* [Task goal]:
Every record must appear in the answer exactly as it stands.

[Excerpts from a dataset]

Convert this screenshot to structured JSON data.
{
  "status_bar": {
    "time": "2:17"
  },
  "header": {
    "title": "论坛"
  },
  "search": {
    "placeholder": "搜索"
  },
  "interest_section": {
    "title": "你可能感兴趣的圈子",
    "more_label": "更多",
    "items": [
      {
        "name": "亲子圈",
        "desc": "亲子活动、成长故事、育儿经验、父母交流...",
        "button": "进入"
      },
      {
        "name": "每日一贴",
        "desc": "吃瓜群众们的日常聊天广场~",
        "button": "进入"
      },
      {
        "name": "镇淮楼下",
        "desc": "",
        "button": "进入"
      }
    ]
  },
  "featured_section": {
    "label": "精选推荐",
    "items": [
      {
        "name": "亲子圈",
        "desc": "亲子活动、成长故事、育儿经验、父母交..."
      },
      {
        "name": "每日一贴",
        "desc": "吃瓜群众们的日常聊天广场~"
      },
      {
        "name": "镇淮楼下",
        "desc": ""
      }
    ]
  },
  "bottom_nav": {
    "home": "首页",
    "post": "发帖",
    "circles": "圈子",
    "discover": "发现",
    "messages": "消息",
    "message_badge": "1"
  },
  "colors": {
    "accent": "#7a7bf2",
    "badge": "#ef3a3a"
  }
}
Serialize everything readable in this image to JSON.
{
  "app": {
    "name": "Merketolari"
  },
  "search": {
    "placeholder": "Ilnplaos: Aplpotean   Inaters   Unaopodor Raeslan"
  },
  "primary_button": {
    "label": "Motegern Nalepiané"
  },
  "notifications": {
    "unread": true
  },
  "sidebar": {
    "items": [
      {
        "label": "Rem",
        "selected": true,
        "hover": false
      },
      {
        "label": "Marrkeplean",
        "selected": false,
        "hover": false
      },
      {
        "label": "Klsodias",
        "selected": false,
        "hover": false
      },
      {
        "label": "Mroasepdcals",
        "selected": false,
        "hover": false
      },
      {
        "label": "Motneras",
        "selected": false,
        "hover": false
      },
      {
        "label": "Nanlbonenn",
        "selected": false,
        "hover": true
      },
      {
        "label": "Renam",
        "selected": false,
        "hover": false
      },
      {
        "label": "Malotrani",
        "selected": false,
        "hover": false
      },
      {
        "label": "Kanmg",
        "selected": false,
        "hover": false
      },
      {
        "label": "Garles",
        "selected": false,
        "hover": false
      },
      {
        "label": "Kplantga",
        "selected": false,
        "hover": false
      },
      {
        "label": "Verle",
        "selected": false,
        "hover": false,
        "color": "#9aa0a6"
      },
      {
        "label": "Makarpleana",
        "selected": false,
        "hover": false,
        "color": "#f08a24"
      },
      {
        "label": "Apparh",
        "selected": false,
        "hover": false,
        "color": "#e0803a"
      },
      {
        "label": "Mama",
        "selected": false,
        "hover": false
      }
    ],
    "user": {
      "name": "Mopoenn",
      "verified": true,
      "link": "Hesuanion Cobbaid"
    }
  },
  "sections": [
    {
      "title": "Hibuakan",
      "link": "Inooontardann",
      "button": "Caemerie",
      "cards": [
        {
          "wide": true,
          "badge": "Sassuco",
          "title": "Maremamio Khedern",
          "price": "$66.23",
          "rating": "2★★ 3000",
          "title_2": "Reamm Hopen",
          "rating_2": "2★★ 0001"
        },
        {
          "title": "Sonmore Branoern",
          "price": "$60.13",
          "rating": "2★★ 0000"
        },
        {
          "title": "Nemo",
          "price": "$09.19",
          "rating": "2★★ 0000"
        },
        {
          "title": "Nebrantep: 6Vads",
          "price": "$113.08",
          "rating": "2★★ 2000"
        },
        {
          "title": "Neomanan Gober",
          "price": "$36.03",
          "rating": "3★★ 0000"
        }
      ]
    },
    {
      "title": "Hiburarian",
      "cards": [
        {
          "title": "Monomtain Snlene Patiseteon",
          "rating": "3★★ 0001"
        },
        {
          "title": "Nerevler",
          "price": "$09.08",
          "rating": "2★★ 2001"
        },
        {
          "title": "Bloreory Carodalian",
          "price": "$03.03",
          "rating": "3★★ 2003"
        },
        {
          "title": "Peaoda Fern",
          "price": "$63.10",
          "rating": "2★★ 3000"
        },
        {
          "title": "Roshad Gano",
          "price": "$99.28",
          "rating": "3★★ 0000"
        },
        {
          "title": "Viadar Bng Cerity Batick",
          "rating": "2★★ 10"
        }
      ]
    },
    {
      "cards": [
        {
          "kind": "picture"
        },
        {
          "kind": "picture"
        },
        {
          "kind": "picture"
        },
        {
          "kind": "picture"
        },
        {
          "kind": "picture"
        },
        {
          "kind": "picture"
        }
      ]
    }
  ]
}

* [Response below]:
Convert this screenshot to structured JSON data.
{
  "status_bar": {
    "time": "2:17"
  },
  "header": {
    "title": "论坛"
  },
  "search": {
    "placeholder": "搜索"
  },
  "interest_section": {
    "title": "你可能感兴趣的圈子",
    "more_label": "更多",
    "items": [
      {
        "name": "亲子圈",
        "desc": "亲子活动、成长故事、育儿经验、父母交流...",
        "button": "进入"
      },
      {
        "name": "每日一贴",
        "desc": "吃瓜群众们的日常聊天广场~",
        "button": "进入"
      },
      {
        "name": "镇淮楼下",
        "desc": "",
        "button": "进入"
      }
    ]
  },
  "featured_section": {
    "label": "精选推荐",
    "items": [
      {
        "name": "亲子圈",
        "desc": "亲子活动、成长故事、育儿经验、父母交..."
      },
      {
        "name": "每日一贴",
        "desc": "吃瓜群众们的日常聊天广场~"
      },
      {
        "name": "镇淮楼下",
        "desc": ""
      }
    ]
  },
  "bottom_nav": {
    "home": "首页",
    "post": "发帖",
    "circles": "圈子",
    "discover": "发现",
    "messages": "消息",
    "message_badge": "1"
  },
  "colors": {
    "accent": "#7a7bf2",
    "badge": "#ef3a3a"
  }
}
Serialize everything readable in this image to JSON.
{
  "app": {
    "name": "Merketolari"
  },
  "search": {
    "placeholder": "Ilnplaos: Aplpotean   Inaters   Unaopodor Raeslan"
  },
  "primary_button": {
    "label": "Motegern Nalepiané"
  },
  "notifications": {
    "unread": true
  },
  "sidebar": {
    "items": [
      {
        "label": "Rem",
        "selected": true,
        "hover": false
      },
      {
        "label": "Marrkeplean",
        "selected": false,
        "hover": false
      },
      {
        "label": "Klsodias",
        "selected": false,
        "hover": false
      },
      {
        "label": "Mroasepdcals",
        "selected": false,
        "hover": false
      },
      {
        "label": "Motneras",
        "selected": false,
        "hover": false
      },
      {
        "label": "Nanlbonenn",
        "selected": false,
        "hover": true
      },
      {
        "label": "Renam",
        "selected": false,
        "hover": false
      },
      {
        "label": "Malotrani",
        "selected": false,
        "hover": false
      },
      {
        "label": "Kanmg",
        "selected": false,
        "hover": false
      },
      {
        "label": "Garles",
        "selected": false,
        "hover": false
      },
      {
        "label": "Kplantga",
        "selected": false,
        "hover": false
      },
      {
        "label": "Verle",
        "selected": false,
        "hover": false,
        "color": "#9aa0a6"
      },
      {
        "label": "Makarpleana",
        "selected": false,
        "hover": false,
        "color": "#f08a24"
      },
      {
        "label": "Apparh",
        "selected": false,
        "hover": false,
        "color": "#e0803a"
      },
      {
        "label": "Mama",
        "selected": false,
        "hover": false
      }
    ],
    "user": {
      "name": "Mopoenn",
      "verified": true,
      "link": "Hesuanion Cobbaid"
    }
  },
  "sections": [
    {
      "title": "Hibuakan",
      "link": "Inooontardann",
      "button": "Caemerie",
      "cards": [
        {
          "wide": true,
          "badge": "Sassuco",
          "title": "Maremamio Khedern",
          "price": "$66.23",
          "rating": "2★★ 3000",
          "title_2": "Reamm Hopen",
          "rating_2": "2★★ 0001"
        },
        {
          "title": "Sonmore Branoern",
          "price": "$60.13",
          "rating": "2★★ 0000"
        },
        {
          "title": "Nemo",
          "price": "$09.19",
          "rating": "2★★ 0000"
        },
        {
          "title": "Nebrantep: 6Vads",
          "price": "$113.08",
          "rating": "2★★ 2000"
        },
        {
          "title": "Neomanan Gober",
          "price": "$36.03",
          "rating": "3★★ 0000"
        }
      ]
    },
    {
      "title": "Hiburarian",
      "cards": [
        {
          "title": "Monomtain Snlene Patiseteon",
          "rating": "3★★ 0001"
        },
        {
          "title": "Nerevler",
          "price": "$09.08",
          "rating": "2★★ 2001"
        },
        {
          "title": "Bloreory Carodalian",
          "price": "$03.03",
          "rating": "3★★ 2003"
        },
        {
          "title": "Peaoda Fern",
          "price": "$63.10",
          "rating": "2★★ 3000"
        },
        {
          "title": "Roshad Gano",
          "price": "$99.28",
          "rating": "3★★ 0000"
        },
        {
          "title": "Viadar Bng Cerity Batick",
          "rating": "2★★ 10"
        }
      ]
    },
    {
      "cards": [
        {
          "kind": "picture"
        },
        {
          "kind": "picture"
        },
        {
          "kind": "picture"
        },
        {
          "kind": "picture"
        },
        {
          "kind": "picture"
        },
        {
          "kind": "picture"
        }
      ]
    }
  ]
}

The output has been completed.